I never actually get car questions despite the "Auto Mechanics" in the title of this bit, and this time we got two, so let's start with them.
"Can you make a recommendation for a used car model that fits the following criteria:My suggestions would be either a 2003 or 2004 Toyota Rav4 or Subaru Forester.
-- Legroom for one driver who's 6'4"
-- Sturdy construction for another driver who's had her share of accidents and can't really afford another, physically
-- Relatively low environmental impact, given the first two criteria
-- Family-friendliness, loosely-speaking (gotta have room for a baby and, you know, baby stuff)
-- Sticker price under $10K, and preferably under $8K"
Interestingly, the Forester would also say something about you. In a survey that asked about political leanings and vehicle driven, it turned out that drivers of the Subaru Forester were, of all vehicles on the road, most likely to be liberal. My guess is because it has the room of a small SUV, but the profile of a car, more like an old station wagon just more compact.
"Was Tony George right to start the IRL?"The IRL was a competing racing organization to what had long been the establishment in American Indy racing, CART. He ran the Indianapolis Speedway and once he got himself removed from the governing body of CART created the upstart competitor, the Indy Racing League which took Formula One racing from the twisting turns one usually sees in Grand Prix to the oval of the track.
Formula One racing is a lot like horse racing in that the sport tends to be dominated by a couple very wealthy groups. The IRL offered an opportunity for those shut out of CART races to have a shot and arose as a sort of generic brand until it caught on and then overtook and eventually acquired what was left of CART only to return to pretty much the place it was before the whole mess started.

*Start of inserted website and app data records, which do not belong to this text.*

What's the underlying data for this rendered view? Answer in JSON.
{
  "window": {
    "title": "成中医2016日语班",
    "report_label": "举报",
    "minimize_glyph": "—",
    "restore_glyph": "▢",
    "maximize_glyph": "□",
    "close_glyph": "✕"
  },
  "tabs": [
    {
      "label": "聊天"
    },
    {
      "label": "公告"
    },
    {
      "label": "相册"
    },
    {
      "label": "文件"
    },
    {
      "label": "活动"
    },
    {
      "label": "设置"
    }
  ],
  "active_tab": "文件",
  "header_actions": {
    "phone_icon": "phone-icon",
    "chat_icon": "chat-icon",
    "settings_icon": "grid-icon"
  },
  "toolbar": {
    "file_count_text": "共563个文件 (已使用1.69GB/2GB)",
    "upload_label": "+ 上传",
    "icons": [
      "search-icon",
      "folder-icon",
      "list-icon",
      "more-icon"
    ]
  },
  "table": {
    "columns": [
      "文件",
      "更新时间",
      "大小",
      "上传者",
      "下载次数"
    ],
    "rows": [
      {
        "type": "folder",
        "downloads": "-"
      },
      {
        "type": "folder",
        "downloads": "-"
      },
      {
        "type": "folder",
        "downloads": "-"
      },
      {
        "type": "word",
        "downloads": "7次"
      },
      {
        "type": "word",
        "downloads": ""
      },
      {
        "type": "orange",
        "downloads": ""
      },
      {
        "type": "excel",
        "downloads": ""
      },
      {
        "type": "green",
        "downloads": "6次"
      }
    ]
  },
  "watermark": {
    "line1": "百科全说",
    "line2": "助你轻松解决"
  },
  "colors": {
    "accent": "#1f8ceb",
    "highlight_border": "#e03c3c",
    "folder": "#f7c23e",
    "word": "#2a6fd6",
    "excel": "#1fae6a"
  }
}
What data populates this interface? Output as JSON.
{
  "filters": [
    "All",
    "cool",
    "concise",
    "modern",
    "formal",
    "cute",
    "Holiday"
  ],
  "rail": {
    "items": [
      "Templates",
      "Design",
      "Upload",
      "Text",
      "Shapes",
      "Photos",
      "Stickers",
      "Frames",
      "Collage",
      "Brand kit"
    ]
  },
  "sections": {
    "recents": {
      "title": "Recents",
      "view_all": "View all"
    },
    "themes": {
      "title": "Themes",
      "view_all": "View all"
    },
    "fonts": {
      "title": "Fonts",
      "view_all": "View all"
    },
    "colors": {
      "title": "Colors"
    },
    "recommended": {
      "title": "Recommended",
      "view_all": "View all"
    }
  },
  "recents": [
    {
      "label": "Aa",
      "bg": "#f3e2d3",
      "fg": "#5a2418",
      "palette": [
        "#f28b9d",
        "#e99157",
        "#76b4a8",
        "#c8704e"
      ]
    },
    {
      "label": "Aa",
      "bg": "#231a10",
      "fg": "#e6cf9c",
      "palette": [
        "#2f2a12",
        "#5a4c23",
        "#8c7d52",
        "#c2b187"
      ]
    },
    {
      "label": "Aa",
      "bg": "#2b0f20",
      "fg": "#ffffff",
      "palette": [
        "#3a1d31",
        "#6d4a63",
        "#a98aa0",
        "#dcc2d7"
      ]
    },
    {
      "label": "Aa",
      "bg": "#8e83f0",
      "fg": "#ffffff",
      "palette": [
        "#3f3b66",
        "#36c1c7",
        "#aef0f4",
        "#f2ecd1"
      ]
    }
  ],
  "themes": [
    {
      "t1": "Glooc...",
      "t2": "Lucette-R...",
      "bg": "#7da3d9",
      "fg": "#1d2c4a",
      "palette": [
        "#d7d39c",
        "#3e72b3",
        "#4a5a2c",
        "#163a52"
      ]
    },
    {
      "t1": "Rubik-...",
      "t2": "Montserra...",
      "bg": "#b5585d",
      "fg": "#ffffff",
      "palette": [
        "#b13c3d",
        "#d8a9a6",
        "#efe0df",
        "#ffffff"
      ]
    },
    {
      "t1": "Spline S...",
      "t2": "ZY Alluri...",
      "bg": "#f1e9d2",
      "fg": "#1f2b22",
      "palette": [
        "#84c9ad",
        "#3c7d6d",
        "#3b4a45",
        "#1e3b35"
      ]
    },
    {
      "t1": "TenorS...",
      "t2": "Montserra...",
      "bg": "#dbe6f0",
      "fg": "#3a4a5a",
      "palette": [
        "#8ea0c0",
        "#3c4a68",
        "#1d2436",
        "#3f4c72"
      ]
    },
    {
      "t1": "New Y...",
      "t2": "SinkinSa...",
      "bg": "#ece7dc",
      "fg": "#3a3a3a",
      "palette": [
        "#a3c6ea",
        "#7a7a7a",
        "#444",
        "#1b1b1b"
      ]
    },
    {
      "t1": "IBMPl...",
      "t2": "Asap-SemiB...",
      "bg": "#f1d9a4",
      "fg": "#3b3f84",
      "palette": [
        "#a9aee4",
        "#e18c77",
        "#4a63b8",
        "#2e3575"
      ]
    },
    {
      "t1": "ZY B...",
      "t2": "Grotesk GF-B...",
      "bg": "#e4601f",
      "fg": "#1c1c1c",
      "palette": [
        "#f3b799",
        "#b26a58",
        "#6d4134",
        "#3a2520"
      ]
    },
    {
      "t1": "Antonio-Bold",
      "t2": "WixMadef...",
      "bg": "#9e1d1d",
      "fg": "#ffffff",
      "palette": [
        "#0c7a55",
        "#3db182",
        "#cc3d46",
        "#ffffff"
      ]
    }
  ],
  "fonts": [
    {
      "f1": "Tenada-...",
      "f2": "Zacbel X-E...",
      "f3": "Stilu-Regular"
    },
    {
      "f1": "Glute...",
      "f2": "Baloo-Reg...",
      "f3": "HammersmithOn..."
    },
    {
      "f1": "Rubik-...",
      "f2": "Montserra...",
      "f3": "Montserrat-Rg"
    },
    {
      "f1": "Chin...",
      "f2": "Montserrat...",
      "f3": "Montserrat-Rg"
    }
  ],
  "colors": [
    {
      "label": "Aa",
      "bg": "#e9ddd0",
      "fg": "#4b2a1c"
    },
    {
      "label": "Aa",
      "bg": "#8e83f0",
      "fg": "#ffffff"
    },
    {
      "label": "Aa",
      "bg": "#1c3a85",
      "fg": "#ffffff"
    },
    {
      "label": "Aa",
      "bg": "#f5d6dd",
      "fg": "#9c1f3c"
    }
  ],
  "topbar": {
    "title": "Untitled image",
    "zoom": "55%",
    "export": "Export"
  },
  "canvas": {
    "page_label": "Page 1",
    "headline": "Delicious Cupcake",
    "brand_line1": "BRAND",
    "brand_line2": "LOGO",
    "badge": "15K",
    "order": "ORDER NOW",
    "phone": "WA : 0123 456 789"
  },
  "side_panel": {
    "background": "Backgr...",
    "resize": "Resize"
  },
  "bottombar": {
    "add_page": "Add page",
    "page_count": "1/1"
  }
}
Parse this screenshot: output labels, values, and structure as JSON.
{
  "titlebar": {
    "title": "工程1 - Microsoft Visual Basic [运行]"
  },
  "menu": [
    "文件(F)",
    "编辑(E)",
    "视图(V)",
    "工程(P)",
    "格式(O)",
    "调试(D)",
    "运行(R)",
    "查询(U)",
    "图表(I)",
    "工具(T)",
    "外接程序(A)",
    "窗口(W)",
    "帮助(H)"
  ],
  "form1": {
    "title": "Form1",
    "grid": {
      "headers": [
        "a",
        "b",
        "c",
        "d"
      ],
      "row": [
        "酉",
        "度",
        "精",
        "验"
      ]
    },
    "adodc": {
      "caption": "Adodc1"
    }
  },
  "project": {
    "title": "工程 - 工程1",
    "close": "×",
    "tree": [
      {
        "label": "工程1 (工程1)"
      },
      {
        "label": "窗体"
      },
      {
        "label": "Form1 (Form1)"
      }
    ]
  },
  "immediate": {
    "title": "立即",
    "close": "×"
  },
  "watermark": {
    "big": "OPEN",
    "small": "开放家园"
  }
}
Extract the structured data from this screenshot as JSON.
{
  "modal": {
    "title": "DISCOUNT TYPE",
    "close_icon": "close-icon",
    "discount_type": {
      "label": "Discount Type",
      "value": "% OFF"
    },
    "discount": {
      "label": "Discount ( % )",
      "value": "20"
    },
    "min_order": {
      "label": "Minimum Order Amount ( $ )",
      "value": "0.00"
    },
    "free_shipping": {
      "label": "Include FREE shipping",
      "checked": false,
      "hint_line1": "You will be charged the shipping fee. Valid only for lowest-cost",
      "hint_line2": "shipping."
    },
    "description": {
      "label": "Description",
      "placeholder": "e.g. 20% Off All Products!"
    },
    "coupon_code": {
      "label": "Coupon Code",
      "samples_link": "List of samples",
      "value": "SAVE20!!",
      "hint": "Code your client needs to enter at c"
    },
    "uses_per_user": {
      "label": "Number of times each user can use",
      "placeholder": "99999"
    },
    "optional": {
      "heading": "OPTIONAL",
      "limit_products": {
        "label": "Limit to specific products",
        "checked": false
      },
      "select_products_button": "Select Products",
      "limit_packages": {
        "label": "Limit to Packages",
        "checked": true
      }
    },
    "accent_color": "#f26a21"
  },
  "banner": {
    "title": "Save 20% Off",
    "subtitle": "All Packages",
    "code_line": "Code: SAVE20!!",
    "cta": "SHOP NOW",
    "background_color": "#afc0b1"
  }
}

So was he right to make the move, to create a competitor? I don't think it was morally necessary, but it was not problematic. Sport is an odd endeavor in that it is part institution and part business. Sometimes the business gets in the way, causing changes to the sport that are financially advantageous, but which compromise the competition. Other times, the sporting competition is bolstered by the business competition, by competing for fans, the different leagues are forced to try to create the best version of the sport for the spectators.
In this case, the sport did change by going to the oval. For the worse? Well, it is easier for fans to watch, but with out the tight corners. It means greater speeds and so takes different skills. The sport was not in the healthiest of places and the competition may have saved it by forcing it to think hard about itself. So, while there is certainly a lot of ego involved in the decision to start the IRL, I don't think it was a bad one.